##### RECORDS TO USE

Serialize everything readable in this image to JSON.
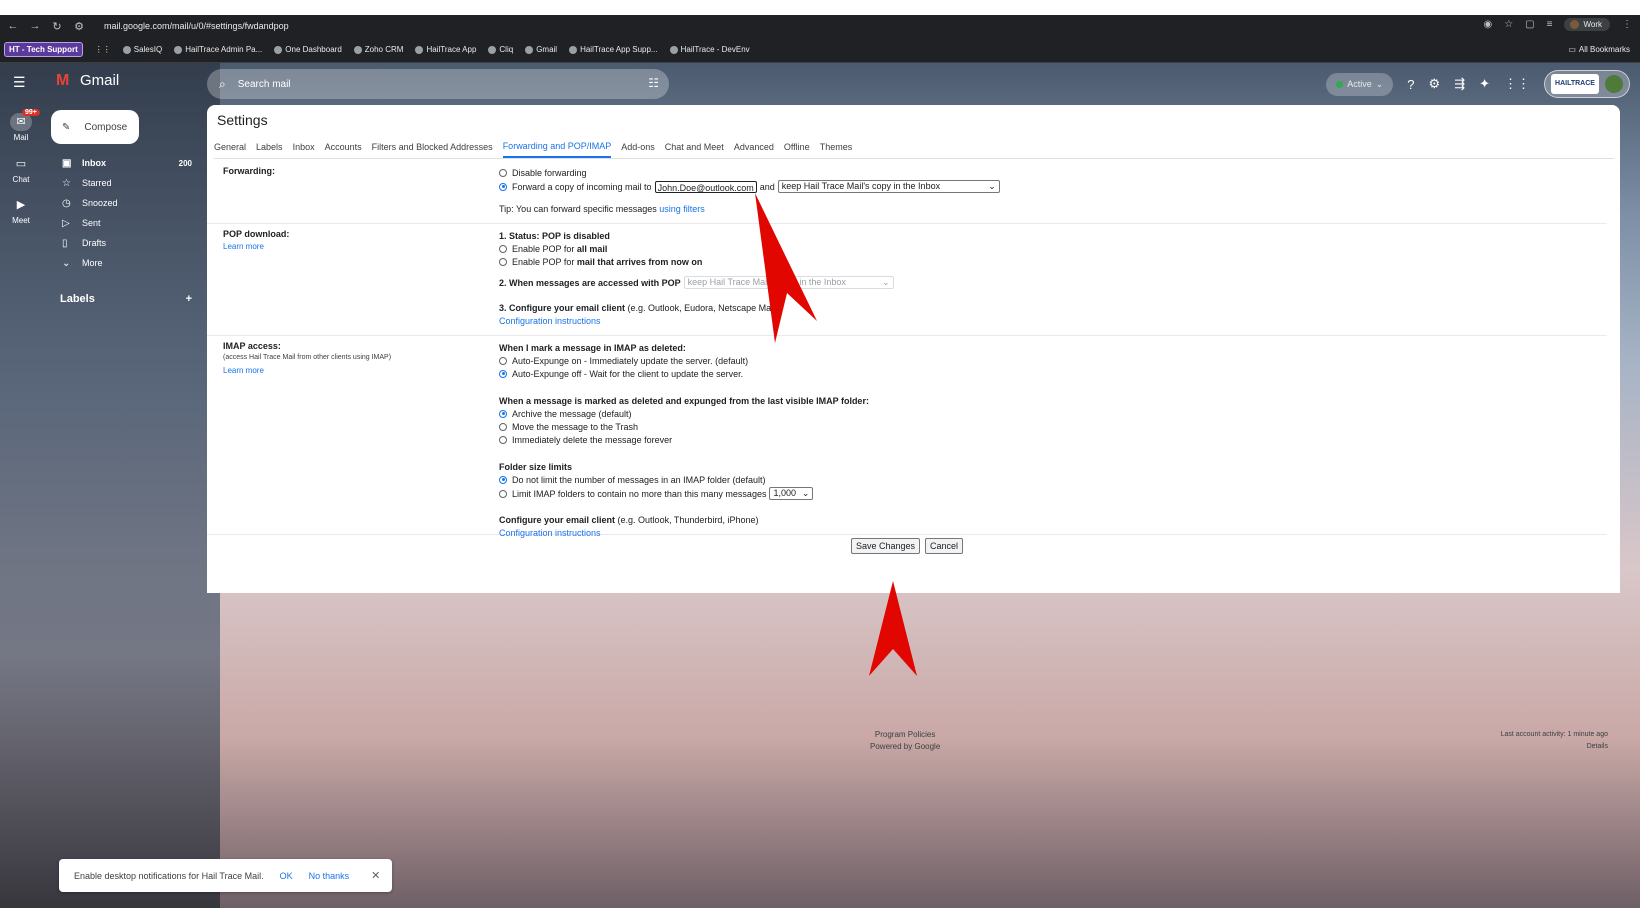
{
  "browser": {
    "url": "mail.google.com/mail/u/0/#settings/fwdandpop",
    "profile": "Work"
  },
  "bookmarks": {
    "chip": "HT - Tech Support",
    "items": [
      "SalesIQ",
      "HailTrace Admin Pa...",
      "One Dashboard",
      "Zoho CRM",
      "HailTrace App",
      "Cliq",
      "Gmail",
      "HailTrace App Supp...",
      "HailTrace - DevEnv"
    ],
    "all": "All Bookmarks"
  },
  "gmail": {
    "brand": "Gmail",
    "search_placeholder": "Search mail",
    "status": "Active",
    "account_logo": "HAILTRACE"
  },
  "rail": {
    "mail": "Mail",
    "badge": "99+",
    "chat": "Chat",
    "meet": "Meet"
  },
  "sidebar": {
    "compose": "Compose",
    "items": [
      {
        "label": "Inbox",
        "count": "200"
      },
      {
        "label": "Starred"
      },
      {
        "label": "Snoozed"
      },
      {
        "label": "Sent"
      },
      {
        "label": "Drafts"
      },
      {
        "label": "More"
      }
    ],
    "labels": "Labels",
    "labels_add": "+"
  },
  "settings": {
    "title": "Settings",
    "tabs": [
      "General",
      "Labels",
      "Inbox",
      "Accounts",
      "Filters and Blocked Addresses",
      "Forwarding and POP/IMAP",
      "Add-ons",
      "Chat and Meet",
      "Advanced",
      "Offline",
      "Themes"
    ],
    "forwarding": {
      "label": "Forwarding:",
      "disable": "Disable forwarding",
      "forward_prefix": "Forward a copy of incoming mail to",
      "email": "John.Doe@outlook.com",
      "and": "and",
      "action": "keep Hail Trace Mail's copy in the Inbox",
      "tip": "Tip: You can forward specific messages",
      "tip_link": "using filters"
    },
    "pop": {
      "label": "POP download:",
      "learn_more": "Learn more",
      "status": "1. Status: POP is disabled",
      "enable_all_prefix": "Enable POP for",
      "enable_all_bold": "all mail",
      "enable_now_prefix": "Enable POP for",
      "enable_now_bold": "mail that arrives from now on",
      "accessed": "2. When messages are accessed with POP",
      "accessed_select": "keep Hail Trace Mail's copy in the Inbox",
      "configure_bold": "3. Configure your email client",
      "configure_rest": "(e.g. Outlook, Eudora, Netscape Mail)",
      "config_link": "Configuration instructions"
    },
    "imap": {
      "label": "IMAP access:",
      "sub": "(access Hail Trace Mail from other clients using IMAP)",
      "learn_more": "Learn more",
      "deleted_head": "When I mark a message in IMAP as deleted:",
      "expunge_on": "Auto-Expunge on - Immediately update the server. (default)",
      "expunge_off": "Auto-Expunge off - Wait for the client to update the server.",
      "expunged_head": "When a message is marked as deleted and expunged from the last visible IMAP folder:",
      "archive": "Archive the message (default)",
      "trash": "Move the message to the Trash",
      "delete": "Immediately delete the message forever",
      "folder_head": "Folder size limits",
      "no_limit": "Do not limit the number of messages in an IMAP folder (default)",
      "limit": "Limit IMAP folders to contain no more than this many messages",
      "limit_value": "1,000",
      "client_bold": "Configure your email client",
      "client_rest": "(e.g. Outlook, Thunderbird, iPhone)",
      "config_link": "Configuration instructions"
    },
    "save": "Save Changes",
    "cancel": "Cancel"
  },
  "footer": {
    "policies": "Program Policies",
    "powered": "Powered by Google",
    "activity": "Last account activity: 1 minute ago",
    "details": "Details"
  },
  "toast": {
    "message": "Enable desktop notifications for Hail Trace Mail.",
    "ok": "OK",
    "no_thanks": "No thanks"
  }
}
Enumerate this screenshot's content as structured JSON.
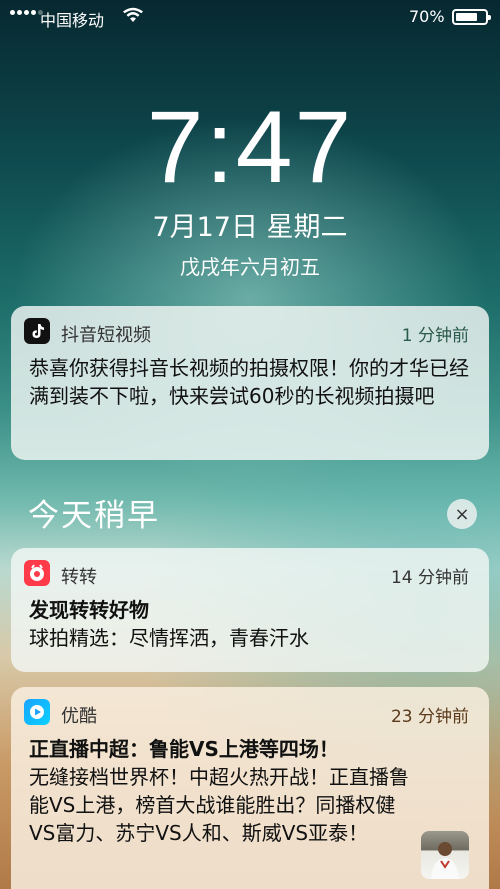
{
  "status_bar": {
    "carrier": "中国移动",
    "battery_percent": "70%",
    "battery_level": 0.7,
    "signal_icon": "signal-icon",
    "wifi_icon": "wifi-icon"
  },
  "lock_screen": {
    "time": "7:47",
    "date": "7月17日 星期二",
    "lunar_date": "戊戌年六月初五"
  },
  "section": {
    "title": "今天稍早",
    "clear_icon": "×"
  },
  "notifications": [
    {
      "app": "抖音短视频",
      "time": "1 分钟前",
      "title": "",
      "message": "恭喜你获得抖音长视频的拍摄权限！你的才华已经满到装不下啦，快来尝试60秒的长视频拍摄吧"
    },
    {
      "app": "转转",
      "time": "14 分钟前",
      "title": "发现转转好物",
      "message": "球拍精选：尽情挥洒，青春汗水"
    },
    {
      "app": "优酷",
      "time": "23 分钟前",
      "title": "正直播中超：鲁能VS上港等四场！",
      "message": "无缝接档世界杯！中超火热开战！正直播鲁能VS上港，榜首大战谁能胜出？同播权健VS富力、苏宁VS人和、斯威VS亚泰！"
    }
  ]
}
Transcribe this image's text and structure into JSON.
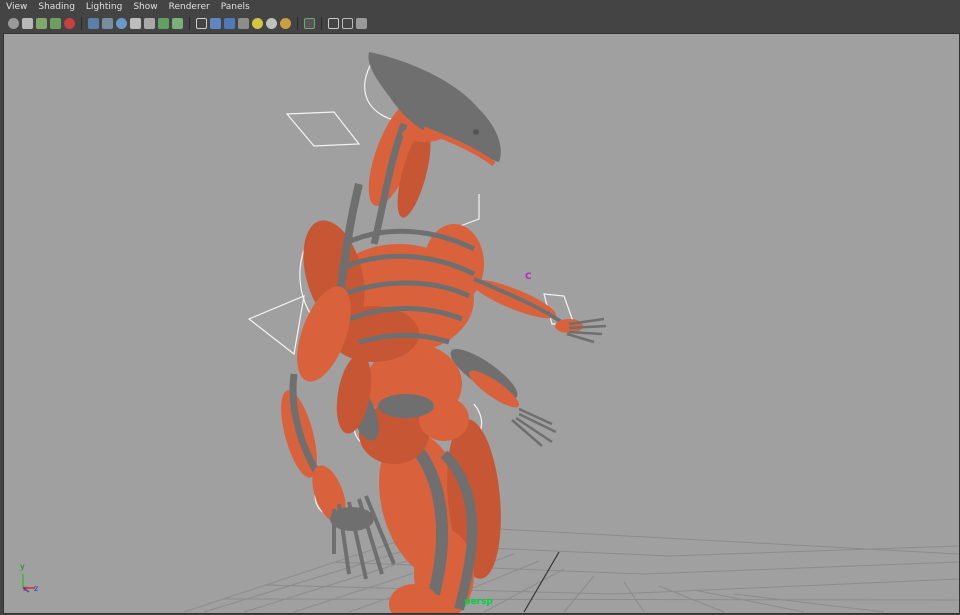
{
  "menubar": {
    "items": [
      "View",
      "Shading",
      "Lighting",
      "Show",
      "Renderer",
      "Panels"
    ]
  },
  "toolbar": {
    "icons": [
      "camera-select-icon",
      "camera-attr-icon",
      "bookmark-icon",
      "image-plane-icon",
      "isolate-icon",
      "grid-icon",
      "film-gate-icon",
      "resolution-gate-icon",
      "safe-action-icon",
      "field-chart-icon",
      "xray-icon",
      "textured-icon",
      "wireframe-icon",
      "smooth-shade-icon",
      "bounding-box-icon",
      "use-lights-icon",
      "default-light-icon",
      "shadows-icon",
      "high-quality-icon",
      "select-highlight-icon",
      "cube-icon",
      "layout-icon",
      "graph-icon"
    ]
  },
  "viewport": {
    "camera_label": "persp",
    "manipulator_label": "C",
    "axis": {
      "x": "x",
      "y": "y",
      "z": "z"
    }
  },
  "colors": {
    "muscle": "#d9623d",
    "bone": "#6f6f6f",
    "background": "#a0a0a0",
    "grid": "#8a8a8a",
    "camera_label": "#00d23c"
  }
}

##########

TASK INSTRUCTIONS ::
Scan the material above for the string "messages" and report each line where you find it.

ANSWER SECTION ::
      "tip": "Tip: You can forward specific messages",
      "accessed": "2. When messages are accessed with POP",
      "no_limit": "Do not limit the number of messages in an IMAP folder (default)",
      "limit": "Limit IMAP folders to contain no more than this many messages",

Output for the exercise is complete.